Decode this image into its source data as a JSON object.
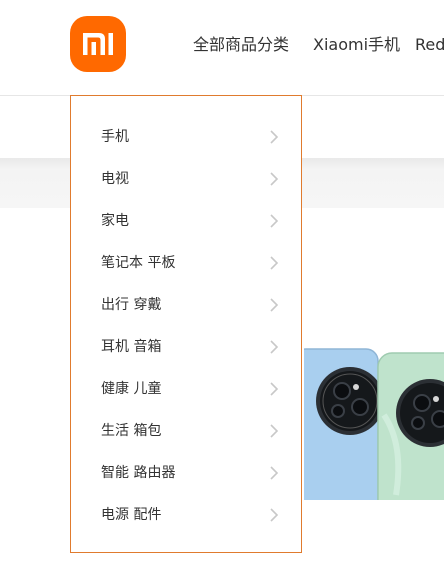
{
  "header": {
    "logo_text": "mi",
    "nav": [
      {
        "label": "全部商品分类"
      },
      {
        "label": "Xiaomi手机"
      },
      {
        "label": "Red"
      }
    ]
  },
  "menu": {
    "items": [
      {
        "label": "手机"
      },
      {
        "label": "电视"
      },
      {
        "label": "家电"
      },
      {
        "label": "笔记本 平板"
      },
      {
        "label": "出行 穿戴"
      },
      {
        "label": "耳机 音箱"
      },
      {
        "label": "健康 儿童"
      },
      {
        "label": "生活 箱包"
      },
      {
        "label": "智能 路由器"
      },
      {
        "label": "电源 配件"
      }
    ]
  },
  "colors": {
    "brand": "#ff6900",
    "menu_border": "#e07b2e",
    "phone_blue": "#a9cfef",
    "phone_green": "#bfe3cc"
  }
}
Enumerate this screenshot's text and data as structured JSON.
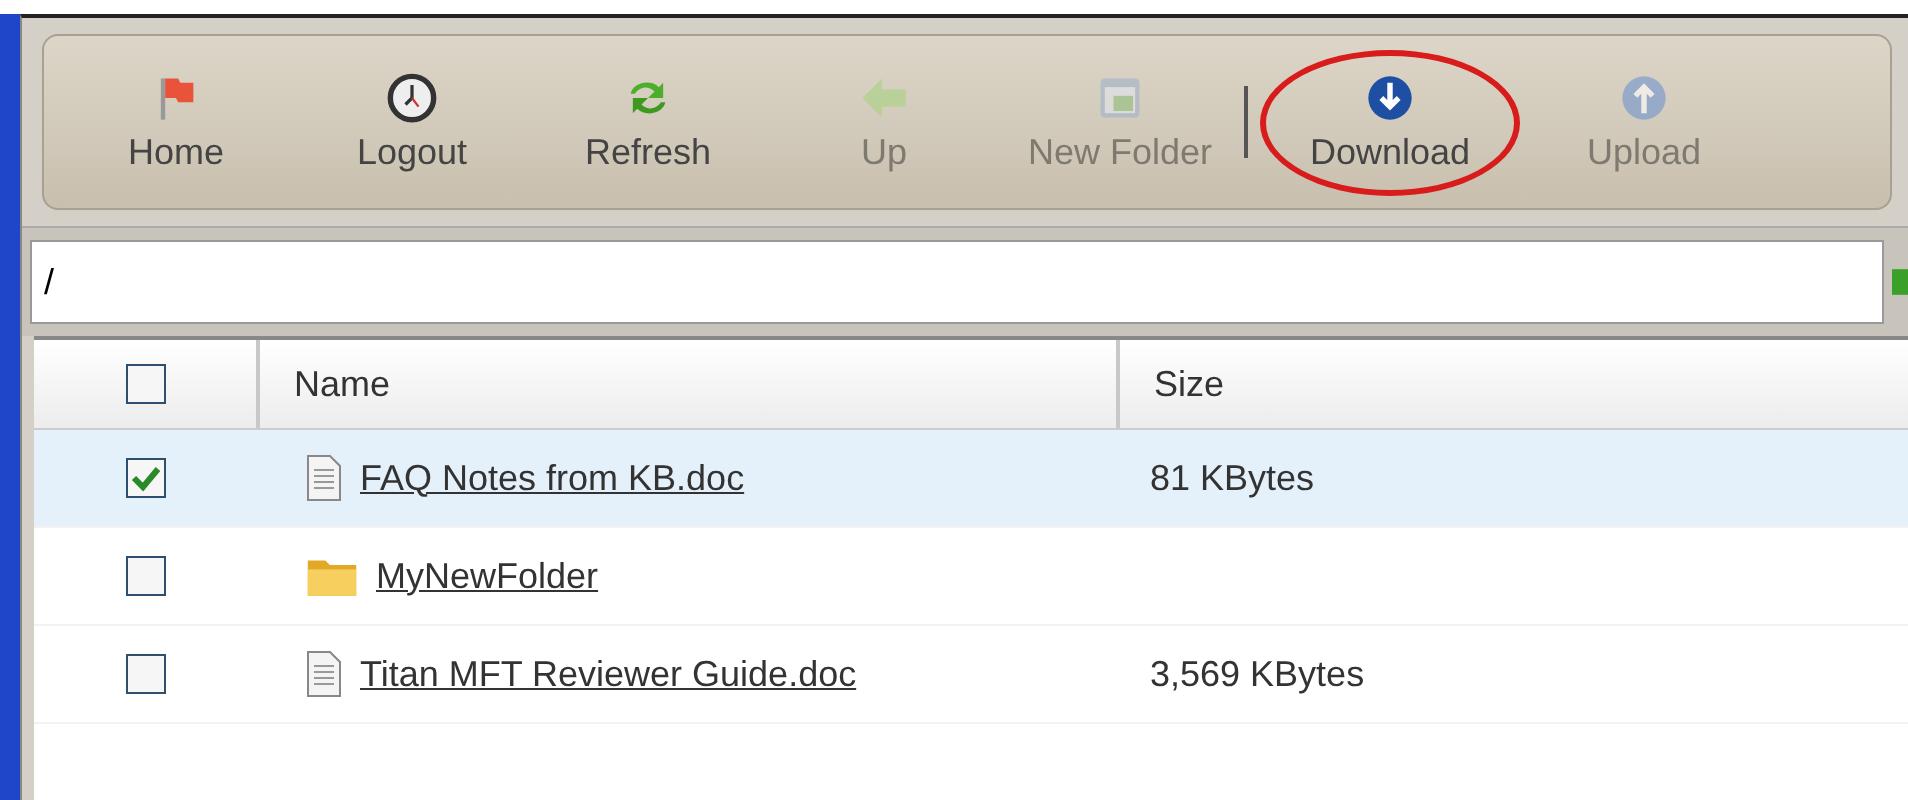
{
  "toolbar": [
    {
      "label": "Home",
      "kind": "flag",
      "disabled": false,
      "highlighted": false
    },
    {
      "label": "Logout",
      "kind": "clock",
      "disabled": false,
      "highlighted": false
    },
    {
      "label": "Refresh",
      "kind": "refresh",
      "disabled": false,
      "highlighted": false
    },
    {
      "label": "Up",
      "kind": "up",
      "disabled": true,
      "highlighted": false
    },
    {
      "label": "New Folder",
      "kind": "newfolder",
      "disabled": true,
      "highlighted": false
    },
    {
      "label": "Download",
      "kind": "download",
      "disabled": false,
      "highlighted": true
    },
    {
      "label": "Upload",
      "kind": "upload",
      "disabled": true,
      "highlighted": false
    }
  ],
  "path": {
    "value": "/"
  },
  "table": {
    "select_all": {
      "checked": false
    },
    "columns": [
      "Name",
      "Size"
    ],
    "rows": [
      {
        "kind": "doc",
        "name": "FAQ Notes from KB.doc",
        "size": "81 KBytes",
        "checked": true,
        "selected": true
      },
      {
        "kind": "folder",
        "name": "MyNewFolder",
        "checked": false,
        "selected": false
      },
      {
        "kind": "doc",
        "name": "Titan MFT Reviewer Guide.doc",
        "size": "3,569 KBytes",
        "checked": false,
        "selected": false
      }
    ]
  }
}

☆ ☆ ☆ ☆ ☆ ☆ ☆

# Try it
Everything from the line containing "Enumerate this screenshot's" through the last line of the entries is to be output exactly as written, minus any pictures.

# Solved exercise
Enumerate this screenshot's text and data as structured JSON.
{
  "toolbar": [
    {
      "label": "Home",
      "kind": "flag",
      "disabled": false,
      "highlighted": false
    },
    {
      "label": "Logout",
      "kind": "clock",
      "disabled": false,
      "highlighted": false
    },
    {
      "label": "Refresh",
      "kind": "refresh",
      "disabled": false,
      "highlighted": false
    },
    {
      "label": "Up",
      "kind": "up",
      "disabled": true,
      "highlighted": false
    },
    {
      "label": "New Folder",
      "kind": "newfolder",
      "disabled": true,
      "highlighted": false
    },
    {
      "label": "Download",
      "kind": "download",
      "disabled": false,
      "highlighted": true
    },
    {
      "label": "Upload",
      "kind": "upload",
      "disabled": true,
      "highlighted": false
    }
  ],
  "path": {
    "value": "/"
  },
  "table": {
    "select_all": {
      "checked": false
    },
    "columns": [
      "Name",
      "Size"
    ],
    "rows": [
      {
        "kind": "doc",
        "name": "FAQ Notes from KB.doc",
        "size": "81 KBytes",
        "checked": true,
        "selected": true
      },
      {
        "kind": "folder",
        "name": "MyNewFolder",
        "checked": false,
        "selected": false
      },
      {
        "kind": "doc",
        "name": "Titan MFT Reviewer Guide.doc",
        "size": "3,569 KBytes",
        "checked": false,
        "selected": false
      }
    ]
  }
}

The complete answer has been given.